Czesław Miłosz


a severe and relentless mind
Joseph Brodsky, World Literature Today

Czesław Miłosz was born in Szetejnie in Lithuania in 1911, which at the time was a part of the Russian Empire. Miłosz spoke fluent Polish, Russian, English and French, and was an accomplished translator as well as a novelist and poet. Modern Poetry in Translation No.1 features a selection of Miłosz’s self-translated poems, as well his translations of Polish poet Zbigniew Herbert.
Miłosz wrote in Polish and is considered an integral part of the modern Polish literary canon, however, Miłosz never forgot his Lithuanian origins:

I am a Polish not a Lithuanian poet. But the landscapes and perhaps the spirits of Lithuania have never abandoned me.

Czeslaw Miłosz, from his Nobel Lecture

After the Second World War, Miłosz was initially a supporter of the post-war Communist government in Poland and served as the Polish cultural attaché in Paris and Washington, D.C. However, he defected to the West in 1951, and was granted asylum in France. He lived there throughout the 1950s until he moved to the USA, and from 1961 to 1998 he was a professor of Slavic Languages and Literatures at the University of California.
His defection was the cause of great controversy. Living in France, where he was granted asylum in 1951, there was still considerable intellectual support for Communism. In Poland he came under attack and his work was censored – even Pablo Neruda, who he had previously translated and been translated by, denounced him in an article entitled ‘The Man Who Ran Away’. Somewhat ironically, when he moved to the USA in 1960 (at the height of McCarthyist paranoia) he was for many years denied citizenship due to his links to the Communist regime in Poland. He was eventually granted citizenship in 1970.
Nevertheless, Miłosz was very highly regarded as a poet in his lifetime.

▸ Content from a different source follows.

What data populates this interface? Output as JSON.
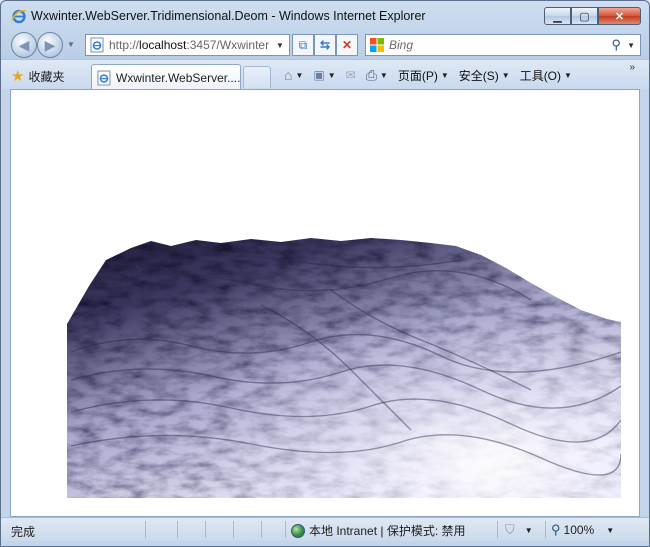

In 1965, the editors of Modern Poetry in Translation describe Miłosz as ‘one of the most influential and important of modern Polish poets’, and in 1980 Miłosz was awarded the Nobel Prize for Literature. The Nobel Committee described him as a writer ‘who with uncompromising clear-sightedness voices man’s exposed condition in a world of severe conflicts’.
Song of a Citizen from Modern Poetry in Translation No.1 is epic in scale, yet the poem leaves a powerful and personal impression:

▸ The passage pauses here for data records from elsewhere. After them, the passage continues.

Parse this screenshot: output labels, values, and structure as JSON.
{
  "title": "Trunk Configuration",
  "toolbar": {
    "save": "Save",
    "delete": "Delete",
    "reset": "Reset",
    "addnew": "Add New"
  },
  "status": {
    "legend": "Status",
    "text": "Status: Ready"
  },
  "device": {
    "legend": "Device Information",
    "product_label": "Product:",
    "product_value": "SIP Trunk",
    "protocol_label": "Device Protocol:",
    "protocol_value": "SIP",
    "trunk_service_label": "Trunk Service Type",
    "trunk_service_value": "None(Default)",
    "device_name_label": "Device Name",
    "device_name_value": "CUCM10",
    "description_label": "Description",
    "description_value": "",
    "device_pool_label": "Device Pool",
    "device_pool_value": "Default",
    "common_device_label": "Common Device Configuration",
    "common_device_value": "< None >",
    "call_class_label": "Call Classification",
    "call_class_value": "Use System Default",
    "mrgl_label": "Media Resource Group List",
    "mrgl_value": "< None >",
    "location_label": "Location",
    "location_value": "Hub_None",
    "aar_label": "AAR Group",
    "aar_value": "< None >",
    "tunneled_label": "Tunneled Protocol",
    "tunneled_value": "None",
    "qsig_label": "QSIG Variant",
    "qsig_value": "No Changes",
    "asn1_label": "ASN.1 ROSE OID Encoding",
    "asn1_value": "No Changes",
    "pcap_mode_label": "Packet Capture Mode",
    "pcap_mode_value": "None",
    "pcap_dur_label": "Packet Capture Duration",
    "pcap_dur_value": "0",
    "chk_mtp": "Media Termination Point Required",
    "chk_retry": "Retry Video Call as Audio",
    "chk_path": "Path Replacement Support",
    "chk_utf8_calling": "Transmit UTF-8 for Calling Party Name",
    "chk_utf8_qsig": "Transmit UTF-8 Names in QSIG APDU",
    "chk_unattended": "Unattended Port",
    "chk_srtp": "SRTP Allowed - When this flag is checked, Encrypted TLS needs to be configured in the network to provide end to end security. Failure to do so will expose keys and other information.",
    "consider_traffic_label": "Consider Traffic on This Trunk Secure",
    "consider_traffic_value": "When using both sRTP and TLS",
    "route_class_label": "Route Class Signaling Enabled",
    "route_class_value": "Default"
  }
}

I have seen the fall of states and the destruction of peoples,
The flight of kings and emperors, the power of tyrants,
I can say now, in this hour,
That I – am, although everything perishes,
That it is better to be a live dog than a dead lion
As Scripture says.

From Song of a Citizen

The first verse of his 1943 poem The Poor Poet, also featured in Modern Poetry in Translation No.1, and is a moving illustration of the effects of totalitarianism and repression:

The first movement is singing,
A free voice, filling mountains and valleys.
The first movement is joy,
But it is taken away.

Later this poem continues:

Some take refuge in despair, which is sweet
Like strong tobacco, like a glass of vodka drunk in the hour of annihilation.
Others have the hope of fools, rosy as erotic dreams.